In this book Ryan Huguley puts forward steps he thinks will cut down time studying and preparing for sermons. In his introduction he draws from his experience of being one who loved preaching but hated preparation, something that I cannot in any way relate to. I enjoy sermon preparation I agree with many who say there is both an art and science to preaching. That being said I don't think the problem most pastors face is that they are spending too much time in the study, given the weak and anemic condition of the pulpit in America it seems pastors are not spending enough time wrestling with the text and in prayer.
Hugley's steps are based on his idea of five days of preparation and the preaching of the sermon itself. Day one is developing the outline, day two finalizing the outline with the help of a group, day three write the introduction, day four write the conclusion, an day five complete the preaching notes. With the sermon preached on Sunday. While I appreciate his logical order of sermon preparation, I do take issue with the idea of faster being better. John Macarthur has said many times deep is better than shallow and slow is better than fast, and I believe that to be true for pastors in the and out of the pulpit.
This book and its advice might work for some pastors. But in preaching and preparation there can be no hard and fast rules for how long a pastor should prepare as each pastor is different in how they prepare and process the content of their sermon. I think many pastors, if they follow this book strictly, will go a great disservice to their preaching ministry.
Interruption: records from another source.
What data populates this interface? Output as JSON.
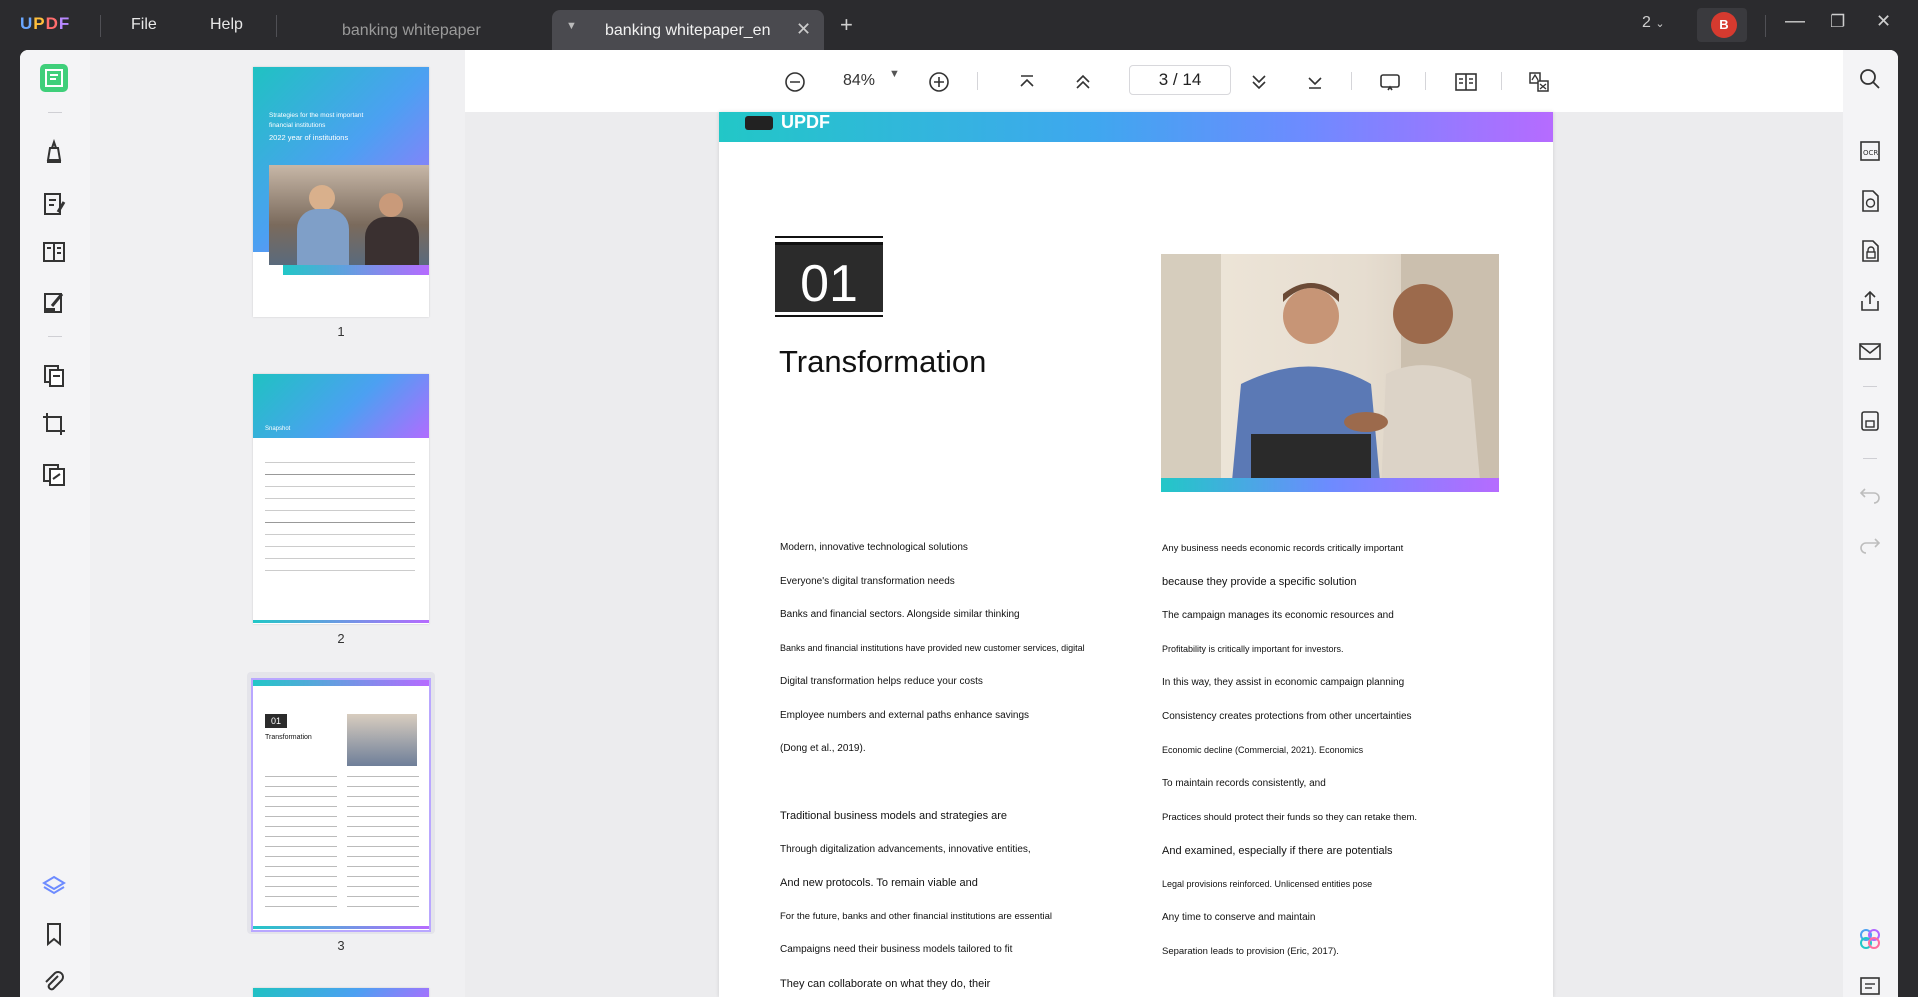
{
  "app": {
    "logo": "UPDF",
    "menu": [
      "File",
      "Help"
    ],
    "tabs": [
      {
        "label": "banking whitepaper",
        "active": false
      },
      {
        "label": "banking whitepaper_en",
        "active": true
      }
    ],
    "window_count": "2",
    "user_initial": "B"
  },
  "toolbar": {
    "zoom": "84%",
    "page_current": "3",
    "page_sep": "/",
    "page_total": "14"
  },
  "thumbnails": [
    {
      "label": "1",
      "title_lines": [
        "Strategies for the most important",
        "financial institutions",
        "2022 year of institutions"
      ]
    },
    {
      "label": "2",
      "title": "Snapshot"
    },
    {
      "label": "3",
      "num": "01",
      "title": "Transformation"
    }
  ],
  "page": {
    "band_logo": "UPDF",
    "number": "01",
    "title": "Transformation",
    "left_col": [
      "Modern, innovative technological solutions",
      "Everyone's digital transformation needs",
      "Banks and financial sectors. Alongside similar thinking",
      "Banks and financial institutions have provided new customer services, digital",
      "Digital transformation helps reduce your costs",
      "Employee numbers and external paths enhance savings",
      "(Dong et al., 2019)."
    ],
    "left_col2": [
      "Traditional business models and strategies are",
      "Through digitalization advancements, innovative entities,",
      "And new protocols. To remain viable and",
      "For the future, banks and other financial institutions are essential",
      "Campaigns need their business models tailored to fit",
      "They can collaborate on what they do, their"
    ],
    "right_col": [
      "Any business needs economic records critically important",
      "because they provide a specific solution",
      "The campaign manages its economic resources and",
      "Profitability is critically important for investors.",
      "In this way, they assist in economic campaign planning",
      "Consistency creates protections from other uncertainties",
      "Economic decline (Commercial, 2021). Economics",
      "To maintain records consistently, and",
      "Practices should protect their funds so they can retake them.",
      "And examined, especially if there are potentials",
      "Legal provisions reinforced. Unlicensed entities pose",
      "Any time to conserve and maintain",
      "Separation leads to provision (Eric, 2017)."
    ]
  },
  "colors": {
    "accent": "#6d8bff",
    "brand_gradient_start": "#22c7c7",
    "brand_gradient_end": "#b66bff",
    "avatar": "#d63a2f"
  },
  "icons": {
    "left_rail": [
      "reader-icon",
      "comment-icon",
      "edit-icon",
      "form-icon",
      "fill-sign-icon",
      "organize-icon",
      "crop-icon",
      "convert-icon",
      "layers-icon",
      "bookmark-icon",
      "attachment-icon"
    ],
    "right_rail": [
      "search-icon",
      "ocr-icon",
      "convert-pdf-icon",
      "protect-icon",
      "share-icon",
      "email-icon",
      "save-icon",
      "undo-icon",
      "redo-icon",
      "ai-icon",
      "comments-list-icon"
    ]
  }
}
There are some good aspects to the book, but overall I think there is a lack of balance in the emphasis on speed.
Disclosure: I received a review copy of the book from the publisher for the purpose of reviewing it. The opinions I have expressed are my own, and I was not required to write a positive review.